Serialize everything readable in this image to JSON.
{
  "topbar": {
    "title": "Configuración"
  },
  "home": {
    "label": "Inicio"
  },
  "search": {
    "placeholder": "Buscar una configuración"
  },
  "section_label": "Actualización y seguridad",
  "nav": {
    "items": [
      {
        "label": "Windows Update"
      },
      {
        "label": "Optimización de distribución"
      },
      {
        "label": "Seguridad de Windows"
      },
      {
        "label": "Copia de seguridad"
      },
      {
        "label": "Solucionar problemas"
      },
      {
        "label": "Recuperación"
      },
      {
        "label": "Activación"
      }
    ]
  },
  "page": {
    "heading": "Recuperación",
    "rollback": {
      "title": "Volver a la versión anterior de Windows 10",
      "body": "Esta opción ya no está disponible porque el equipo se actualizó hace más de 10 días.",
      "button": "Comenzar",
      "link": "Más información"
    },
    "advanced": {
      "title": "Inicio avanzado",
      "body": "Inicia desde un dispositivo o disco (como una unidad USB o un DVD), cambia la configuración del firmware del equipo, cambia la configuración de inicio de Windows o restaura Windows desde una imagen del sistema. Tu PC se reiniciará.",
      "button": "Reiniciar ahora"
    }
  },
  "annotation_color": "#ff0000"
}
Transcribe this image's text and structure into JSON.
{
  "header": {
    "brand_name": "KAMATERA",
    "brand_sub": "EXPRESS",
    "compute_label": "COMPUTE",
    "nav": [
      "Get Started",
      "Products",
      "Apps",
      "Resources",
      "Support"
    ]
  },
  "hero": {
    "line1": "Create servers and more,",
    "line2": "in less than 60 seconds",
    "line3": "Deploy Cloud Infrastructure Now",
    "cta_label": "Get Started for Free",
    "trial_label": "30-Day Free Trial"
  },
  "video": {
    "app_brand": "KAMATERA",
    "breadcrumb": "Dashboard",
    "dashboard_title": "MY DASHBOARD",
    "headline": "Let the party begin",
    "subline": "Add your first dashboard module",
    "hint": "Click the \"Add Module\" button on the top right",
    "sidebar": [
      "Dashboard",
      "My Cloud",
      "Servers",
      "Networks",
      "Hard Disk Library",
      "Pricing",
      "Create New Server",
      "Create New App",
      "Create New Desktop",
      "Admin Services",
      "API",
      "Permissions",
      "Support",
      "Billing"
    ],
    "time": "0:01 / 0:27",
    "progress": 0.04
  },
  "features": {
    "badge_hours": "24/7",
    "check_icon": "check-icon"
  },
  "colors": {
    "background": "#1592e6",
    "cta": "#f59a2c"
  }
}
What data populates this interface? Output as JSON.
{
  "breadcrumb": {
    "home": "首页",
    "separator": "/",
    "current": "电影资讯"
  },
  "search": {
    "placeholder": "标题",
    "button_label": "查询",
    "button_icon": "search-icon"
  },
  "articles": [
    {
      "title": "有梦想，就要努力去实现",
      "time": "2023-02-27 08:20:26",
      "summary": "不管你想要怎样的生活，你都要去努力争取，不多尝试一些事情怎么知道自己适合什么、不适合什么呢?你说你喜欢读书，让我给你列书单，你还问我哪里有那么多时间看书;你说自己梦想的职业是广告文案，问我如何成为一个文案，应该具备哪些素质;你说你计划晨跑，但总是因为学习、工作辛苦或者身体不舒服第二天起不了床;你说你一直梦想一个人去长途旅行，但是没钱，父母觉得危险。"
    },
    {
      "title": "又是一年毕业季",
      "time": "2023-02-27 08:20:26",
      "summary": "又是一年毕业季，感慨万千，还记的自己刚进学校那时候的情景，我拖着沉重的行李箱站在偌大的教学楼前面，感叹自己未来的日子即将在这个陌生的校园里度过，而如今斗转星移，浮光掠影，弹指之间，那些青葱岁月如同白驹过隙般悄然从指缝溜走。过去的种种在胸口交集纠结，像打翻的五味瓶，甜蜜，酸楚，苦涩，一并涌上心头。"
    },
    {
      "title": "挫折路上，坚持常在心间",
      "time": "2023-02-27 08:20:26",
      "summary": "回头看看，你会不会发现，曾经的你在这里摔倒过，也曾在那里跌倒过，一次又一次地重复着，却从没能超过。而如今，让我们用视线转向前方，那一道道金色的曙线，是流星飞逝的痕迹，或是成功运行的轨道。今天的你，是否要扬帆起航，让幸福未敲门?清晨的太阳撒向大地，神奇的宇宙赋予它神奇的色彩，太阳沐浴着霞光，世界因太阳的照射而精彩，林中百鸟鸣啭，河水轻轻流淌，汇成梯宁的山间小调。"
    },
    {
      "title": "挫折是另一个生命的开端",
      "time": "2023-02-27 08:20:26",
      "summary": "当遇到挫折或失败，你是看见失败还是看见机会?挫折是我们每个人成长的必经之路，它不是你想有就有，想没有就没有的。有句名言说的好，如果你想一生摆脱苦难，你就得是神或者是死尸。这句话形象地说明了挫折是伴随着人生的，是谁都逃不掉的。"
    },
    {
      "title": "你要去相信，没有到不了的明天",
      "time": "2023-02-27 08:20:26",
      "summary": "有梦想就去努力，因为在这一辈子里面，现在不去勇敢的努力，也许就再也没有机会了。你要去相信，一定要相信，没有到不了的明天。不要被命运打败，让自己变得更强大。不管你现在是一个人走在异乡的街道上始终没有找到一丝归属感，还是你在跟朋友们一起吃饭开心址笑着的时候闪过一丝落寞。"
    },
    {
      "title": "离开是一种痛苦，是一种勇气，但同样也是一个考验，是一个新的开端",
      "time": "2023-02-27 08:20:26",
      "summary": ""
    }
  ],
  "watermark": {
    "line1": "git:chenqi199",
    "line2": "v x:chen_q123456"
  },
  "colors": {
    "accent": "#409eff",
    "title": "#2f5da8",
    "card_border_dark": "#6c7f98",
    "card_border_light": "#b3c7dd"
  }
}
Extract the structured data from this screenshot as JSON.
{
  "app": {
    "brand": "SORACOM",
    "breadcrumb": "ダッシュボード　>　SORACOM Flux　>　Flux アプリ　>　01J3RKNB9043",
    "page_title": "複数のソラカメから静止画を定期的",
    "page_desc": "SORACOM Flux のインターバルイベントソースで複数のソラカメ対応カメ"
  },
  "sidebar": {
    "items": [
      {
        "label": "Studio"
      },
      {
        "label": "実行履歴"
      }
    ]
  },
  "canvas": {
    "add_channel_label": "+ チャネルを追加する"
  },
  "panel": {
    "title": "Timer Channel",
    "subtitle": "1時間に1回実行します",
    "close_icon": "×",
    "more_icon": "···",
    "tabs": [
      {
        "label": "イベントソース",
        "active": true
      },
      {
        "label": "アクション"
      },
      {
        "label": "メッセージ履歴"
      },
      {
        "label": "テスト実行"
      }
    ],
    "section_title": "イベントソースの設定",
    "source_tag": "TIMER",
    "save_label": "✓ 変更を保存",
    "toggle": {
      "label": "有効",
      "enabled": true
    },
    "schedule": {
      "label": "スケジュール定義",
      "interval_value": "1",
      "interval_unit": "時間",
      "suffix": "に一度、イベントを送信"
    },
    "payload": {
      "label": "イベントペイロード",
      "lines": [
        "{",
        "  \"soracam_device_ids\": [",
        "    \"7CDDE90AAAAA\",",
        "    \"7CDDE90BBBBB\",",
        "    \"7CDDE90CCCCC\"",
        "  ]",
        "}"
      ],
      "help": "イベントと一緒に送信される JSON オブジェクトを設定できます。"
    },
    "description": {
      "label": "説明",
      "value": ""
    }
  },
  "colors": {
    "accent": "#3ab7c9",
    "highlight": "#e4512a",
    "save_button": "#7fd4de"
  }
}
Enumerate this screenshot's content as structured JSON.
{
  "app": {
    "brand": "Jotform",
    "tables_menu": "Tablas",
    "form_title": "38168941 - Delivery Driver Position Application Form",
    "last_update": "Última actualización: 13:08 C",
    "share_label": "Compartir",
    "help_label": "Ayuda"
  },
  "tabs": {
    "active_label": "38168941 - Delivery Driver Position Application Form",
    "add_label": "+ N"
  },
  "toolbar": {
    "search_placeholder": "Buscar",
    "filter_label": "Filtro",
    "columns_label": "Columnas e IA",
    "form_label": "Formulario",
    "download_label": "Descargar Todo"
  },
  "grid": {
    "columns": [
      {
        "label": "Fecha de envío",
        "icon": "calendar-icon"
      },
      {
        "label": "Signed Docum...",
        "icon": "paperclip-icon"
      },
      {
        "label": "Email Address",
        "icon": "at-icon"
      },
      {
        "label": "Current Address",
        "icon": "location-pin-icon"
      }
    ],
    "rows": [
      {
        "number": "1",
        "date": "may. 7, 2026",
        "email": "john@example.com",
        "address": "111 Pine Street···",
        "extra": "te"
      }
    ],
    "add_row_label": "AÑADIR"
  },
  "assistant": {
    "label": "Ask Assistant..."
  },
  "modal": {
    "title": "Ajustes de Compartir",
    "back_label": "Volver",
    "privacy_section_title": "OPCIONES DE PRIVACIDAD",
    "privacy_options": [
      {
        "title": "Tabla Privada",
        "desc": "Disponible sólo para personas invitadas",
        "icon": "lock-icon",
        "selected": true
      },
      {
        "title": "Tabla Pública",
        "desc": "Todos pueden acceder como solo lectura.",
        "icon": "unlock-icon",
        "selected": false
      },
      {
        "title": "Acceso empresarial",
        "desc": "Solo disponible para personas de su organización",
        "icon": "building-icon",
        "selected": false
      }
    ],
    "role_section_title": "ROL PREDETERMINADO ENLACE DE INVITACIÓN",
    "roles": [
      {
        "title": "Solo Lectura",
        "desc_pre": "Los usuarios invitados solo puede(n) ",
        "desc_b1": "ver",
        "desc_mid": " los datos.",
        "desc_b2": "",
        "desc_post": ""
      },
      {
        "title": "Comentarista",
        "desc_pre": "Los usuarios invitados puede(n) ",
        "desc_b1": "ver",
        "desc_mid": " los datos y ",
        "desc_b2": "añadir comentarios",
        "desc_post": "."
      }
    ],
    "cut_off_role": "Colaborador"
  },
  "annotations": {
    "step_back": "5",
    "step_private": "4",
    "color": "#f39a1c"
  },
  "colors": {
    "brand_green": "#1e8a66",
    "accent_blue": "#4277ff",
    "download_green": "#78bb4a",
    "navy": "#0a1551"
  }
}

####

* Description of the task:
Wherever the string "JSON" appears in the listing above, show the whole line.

* Answer area:
Serialize everything readable in this image to JSON.
Transcribe this image's text and structure into JSON.
What data populates this interface? Output as JSON.
Extract the structured data from this screenshot as JSON.
      "help": "イベントと一緒に送信される JSON オブジェクトを設定できます。"
Enumerate this screenshot's content as structured JSON.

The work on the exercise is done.